The emotion and time people invest in their paranormal interest is not unlike a church or even a skeptics society -- we feel a deep comfort in being around like minds and having our ideas bolstered.

However, being surrounded only by those who see things the same as you do is a severe roadblock to fair assessment of paranormal claims. We end up mired in group think with no innovative thoughts (which is why I also engage with pro-paranormal people). In order to get the best answer, we must put our ideas up for deliberation, engage in critical thought, and eliminate the subjective bias in the approach.

Many of us have grown up believing in the paranormal. We read all the expert's books. We listened to the gurus and believed the eyewitnesses. Not too many of that crowd picked up the skeptical literature that addressed the flaws in those beloved paranormal ideas. There are good reasons why we tend only to hear what we want to here.

Too many assume they can read a few books or watch a few TV shows just in this narrow niche and then consider themselves experts. Not so. An expert is a person who has made lots of mistakes and learns from them. It's trial by fire.

Many paranormal "experts" are woefully ignorant of the history of their own field let alone the critiques of it. I try to encourage paranormalists to take a look at the skeptical literature on their favorite topic. If you don't know the arguments against your field, how can you say you KNOW your field at all. It's discouraging when I see this closed-mindedness to criticism.

When this deliberate ignorance of an important aspect of the subject is displayed, I lose so much respect for the so-called paranormal experts.

I was reminded of this as I recently read a piece by Dr. Harriet Hall, a retired physician and eminent contributor to the Science-Based Medicine blog as well as writing for other skeptical publications and presenting at events. Her SkepDoc rule of thumb is: Find out who disagrees with this, and why.

Simple and brilliant.

I try to push this to paranormally-minded folks. They most often ignore it, brusquely brushing off the idea that they should listen to a "debunker." Are they afraid? Do they not want to face the criticism? Do they only want reinforcement? I understand. It's uncomfortable to listen to the opposite side. But, at least occasionally, you have to do it to make progress and gain a more thorough understanding.

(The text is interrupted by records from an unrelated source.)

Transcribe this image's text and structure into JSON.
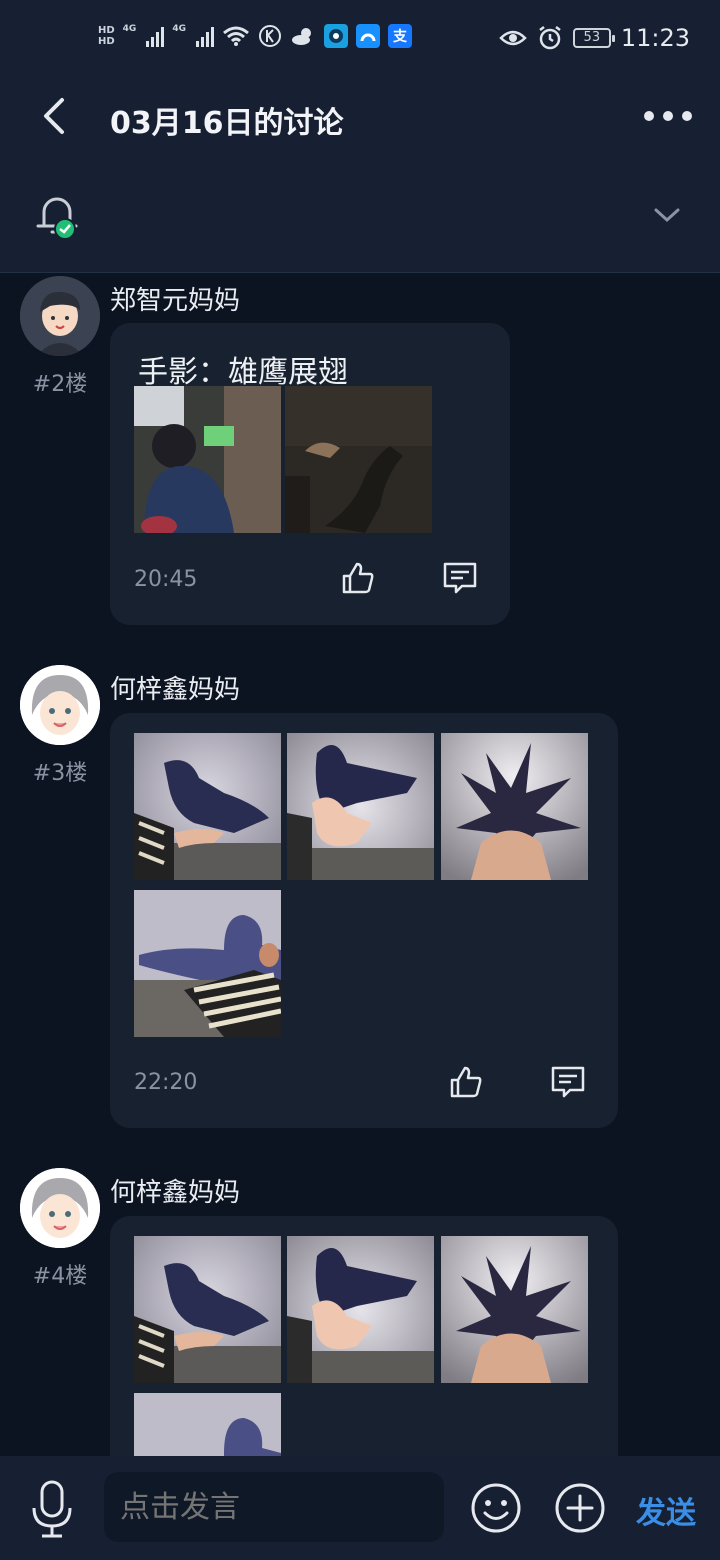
{
  "statusbar": {
    "hd1": "HD",
    "hd2": "HD",
    "net1": "4G",
    "net2": "4G",
    "battery": "53",
    "time": "11:23",
    "alipay_glyph": "支"
  },
  "nav": {
    "title": "03月16日的讨论"
  },
  "posts": [
    {
      "author": "郑智元妈妈",
      "floor": "#2楼",
      "caption": "手影：雄鹰展翅",
      "time": "20:45"
    },
    {
      "author": "何梓鑫妈妈",
      "floor": "#3楼",
      "time": "22:20"
    },
    {
      "author": "何梓鑫妈妈",
      "floor": "#4楼"
    }
  ],
  "composer": {
    "placeholder": "点击发言",
    "send_label": "发送"
  },
  "colors": {
    "background": "#0d1421",
    "header": "#162032",
    "card": "#18212f",
    "accent": "#3a8ee6",
    "muted": "#8a93a3"
  }
}
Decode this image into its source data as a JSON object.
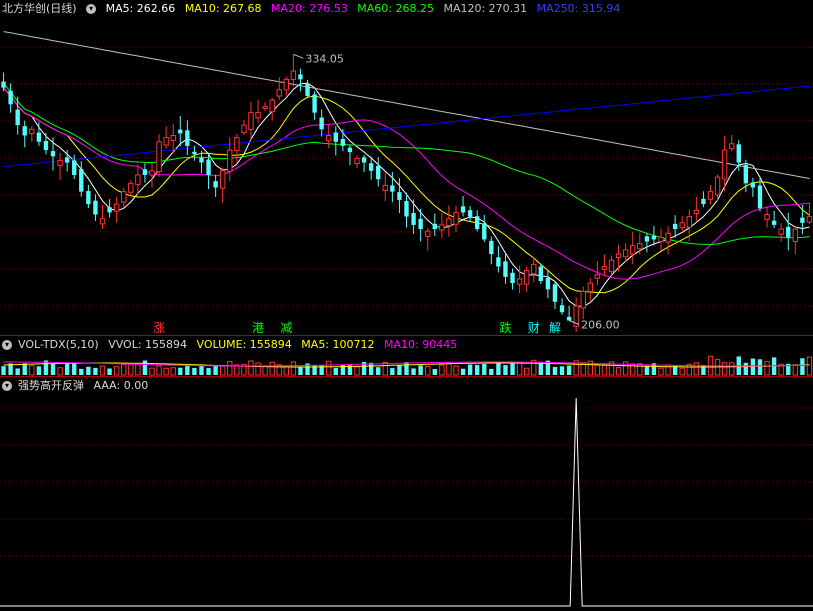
{
  "colors": {
    "up": "#ff3232",
    "down": "#54fcfc",
    "grid": "#6b0000",
    "ma5": "#ffffff",
    "ma10": "#ffff00",
    "ma20": "#ff00ff",
    "ma60": "#00ff00",
    "ma120": "#c0c0c0",
    "ma250": "#0000ff",
    "spike": "#ffffff"
  },
  "main_header": {
    "title": "北方华创(日线)",
    "ma5": "MA5: 262.66",
    "ma10": "MA10: 267.68",
    "ma20": "MA20: 276.53",
    "ma60": "MA60: 268.25",
    "ma120": "MA120: 270.31",
    "ma250": "MA250: 315.94"
  },
  "vol_header": {
    "title": "VOL-TDX(5,10)",
    "vvol": "VVOL: 155894",
    "volume": "VOLUME: 155894",
    "ma5": "MA5: 100712",
    "ma10": "MA10: 90445"
  },
  "ind_header": {
    "title": "强势高开反弹",
    "aaa": "AAA: 0.00"
  },
  "chart_data": [
    {
      "type": "candlestick",
      "title": "北方华创(日线)",
      "y_range": [
        200,
        352
      ],
      "annotations": [
        {
          "label": "334.05",
          "kind": "high",
          "index": 41
        },
        {
          "label": "206.00",
          "kind": "low",
          "index": 99
        }
      ],
      "markers": [
        {
          "text": "涨",
          "index": 22,
          "color": "#ff3232"
        },
        {
          "text": "港",
          "index": 36,
          "color": "#00ff00"
        },
        {
          "text": "减",
          "index": 40,
          "color": "#00ff00"
        },
        {
          "text": "跌",
          "index": 71,
          "color": "#00ff00"
        },
        {
          "text": "财",
          "index": 75,
          "color": "#00ffff"
        },
        {
          "text": "解",
          "index": 78,
          "color": "#00ffff"
        }
      ],
      "closes": [
        318,
        310,
        300,
        295,
        298,
        292,
        288,
        285,
        283,
        282,
        276,
        268,
        262,
        257,
        255,
        258,
        262,
        268,
        272,
        276,
        276,
        278,
        292,
        294,
        295,
        296,
        290,
        286,
        282,
        276,
        270,
        278,
        288,
        294,
        300,
        306,
        306,
        309,
        312,
        317,
        322,
        326,
        322,
        314,
        306,
        298,
        295,
        292,
        290,
        287,
        284,
        282,
        278,
        274,
        271,
        268,
        264,
        256,
        252,
        250,
        249,
        250,
        252,
        255,
        258,
        258,
        256,
        250,
        245,
        238,
        232,
        227,
        224,
        226,
        230,
        233,
        225,
        221,
        215,
        210,
        206,
        213,
        220,
        224,
        228,
        232,
        235,
        238,
        240,
        242,
        243,
        244,
        245,
        246,
        248,
        250,
        253,
        256,
        259,
        262,
        268,
        275,
        288,
        291,
        282,
        272,
        270,
        260,
        257,
        252,
        250,
        246,
        250,
        253,
        256
      ]
    },
    {
      "type": "bar",
      "title": "VOL-TDX(5,10)",
      "series": [
        {
          "name": "VVOL",
          "latest": 155894
        },
        {
          "name": "MA5",
          "latest": 100712
        },
        {
          "name": "MA10",
          "latest": 90445
        }
      ]
    },
    {
      "type": "line",
      "title": "强势高开反弹",
      "series": [
        {
          "name": "AAA",
          "latest": 0.0,
          "spike_index": 81,
          "spike_value": 1
        }
      ]
    }
  ]
}
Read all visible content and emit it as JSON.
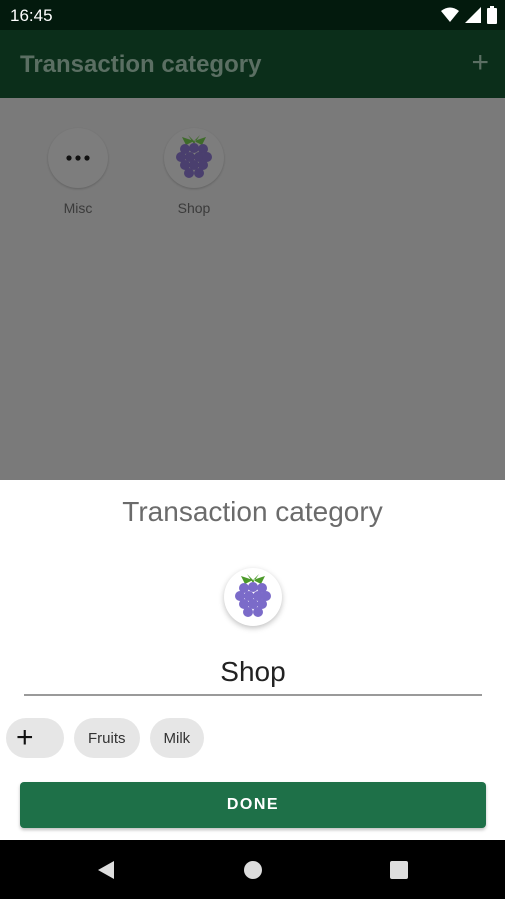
{
  "status_bar": {
    "time": "16:45"
  },
  "app_bar": {
    "title": "Transaction category",
    "add_icon": "+"
  },
  "categories": [
    {
      "label": "Misc",
      "icon": "more-dots-icon"
    },
    {
      "label": "Shop",
      "icon": "grapes-icon"
    }
  ],
  "dialog": {
    "title": "Transaction category",
    "icon": "grapes-icon",
    "name_value": "Shop",
    "chips": [
      {
        "label": "+"
      },
      {
        "label": "Fruits"
      },
      {
        "label": "Milk"
      }
    ],
    "done_label": "DONE"
  },
  "colors": {
    "primary": "#1e7048",
    "status_bar": "#031a0d",
    "app_bar": "#0b2e1a",
    "scrim": "#7a7a7a"
  }
}
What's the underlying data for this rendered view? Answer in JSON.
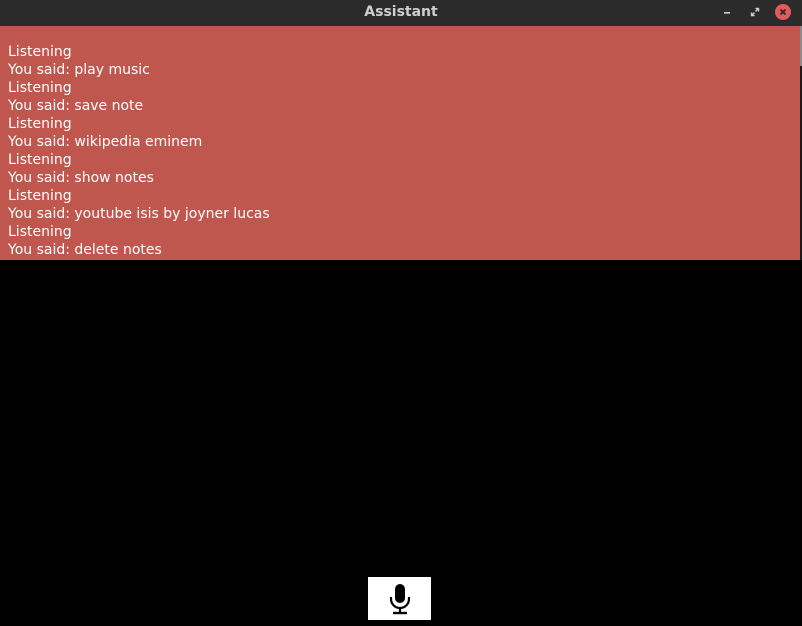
{
  "window": {
    "title": "Assistant",
    "controls": {
      "minimize_icon": "minimize-icon",
      "maximize_icon": "maximize-icon",
      "close_icon": "close-icon",
      "close_color": "#e25b5b"
    }
  },
  "log": {
    "background": "#c0574f",
    "lines": [
      "Listening",
      "You said: play music",
      "Listening",
      "You said: save note",
      "Listening",
      "You said: wikipedia eminem",
      "Listening",
      "You said: show notes",
      "Listening",
      "You said: youtube isis by joyner lucas",
      "Listening",
      "You said: delete notes"
    ]
  },
  "mic": {
    "icon": "microphone-icon"
  }
}
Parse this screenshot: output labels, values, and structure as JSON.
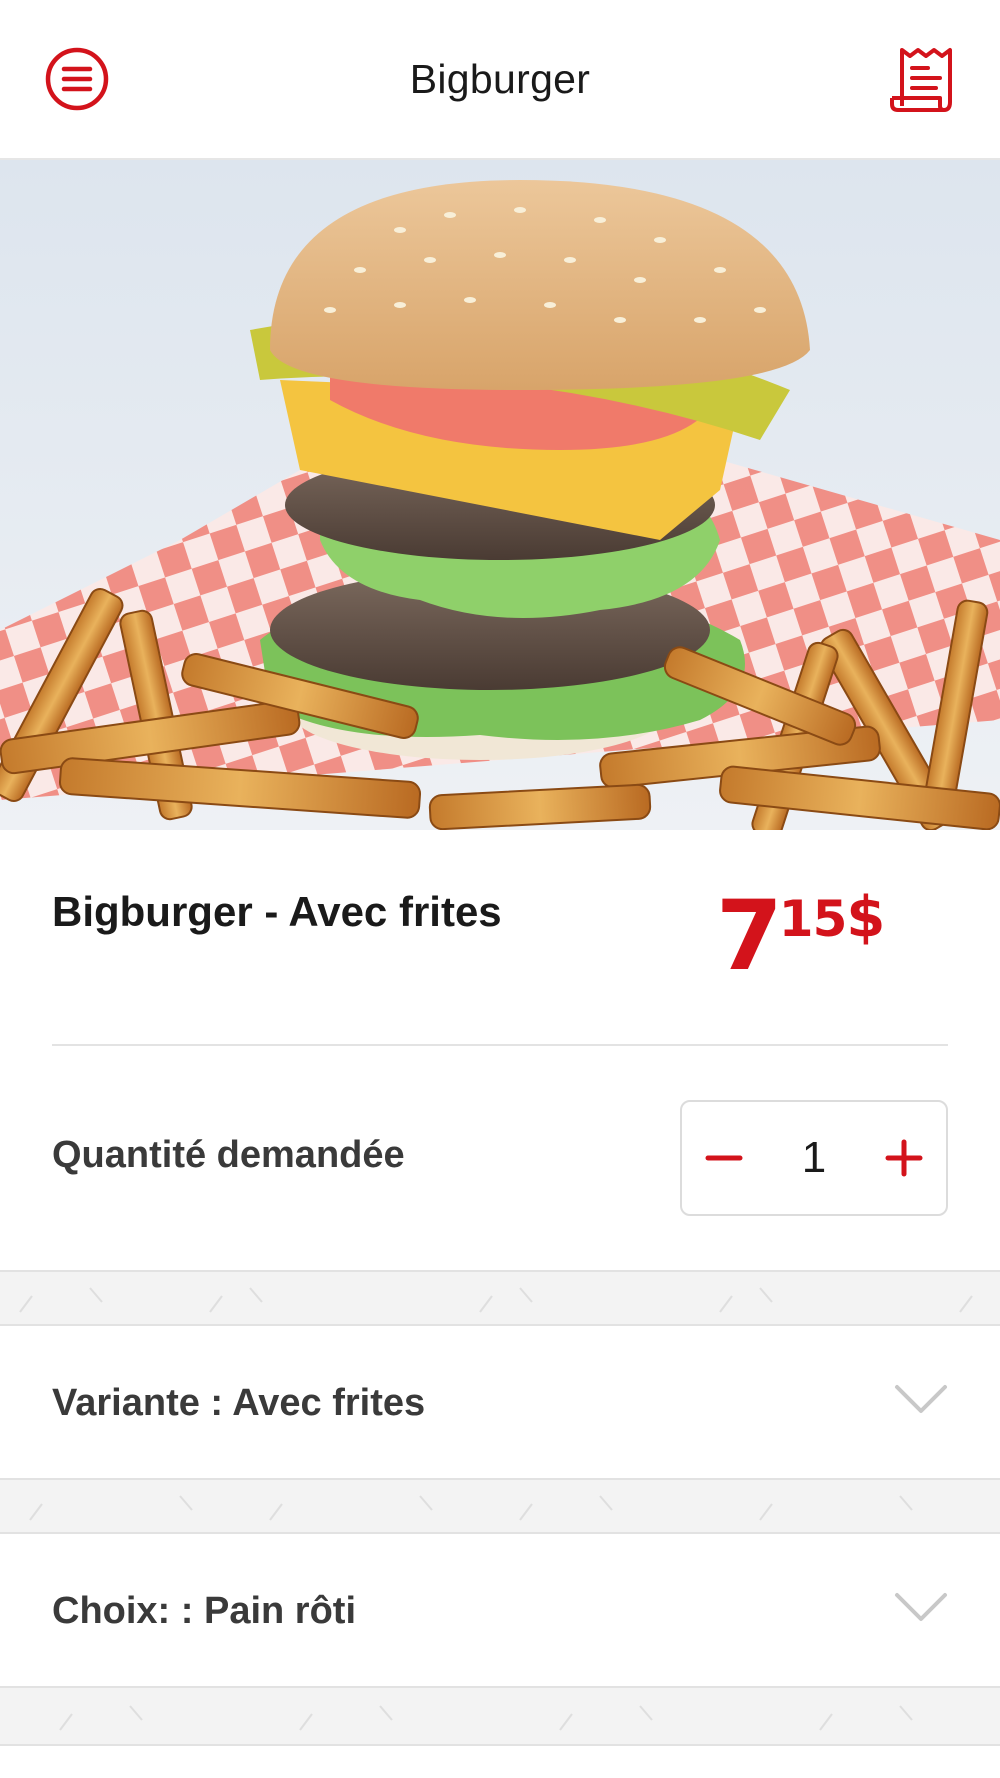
{
  "header": {
    "title": "Bigburger",
    "menu_icon": "menu-icon",
    "receipt_icon": "receipt-icon",
    "accent_color": "#d3131b"
  },
  "product": {
    "name": "Bigburger - Avec frites",
    "price_main": "7",
    "price_cents": "15",
    "price_currency": "$"
  },
  "quantity": {
    "label": "Quantité demandée",
    "value": "1",
    "minus_symbol": "−",
    "plus_symbol": "+"
  },
  "options": [
    {
      "label": "Variante : Avec frites"
    },
    {
      "label": "Choix: : Pain rôti"
    }
  ]
}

If you, Team Paranormal, state you are seeking the truth, you'd better walk the walk and have a good response to the arguments against your claim. You can't be the judge unless you have listened to both sides discuss the evidence.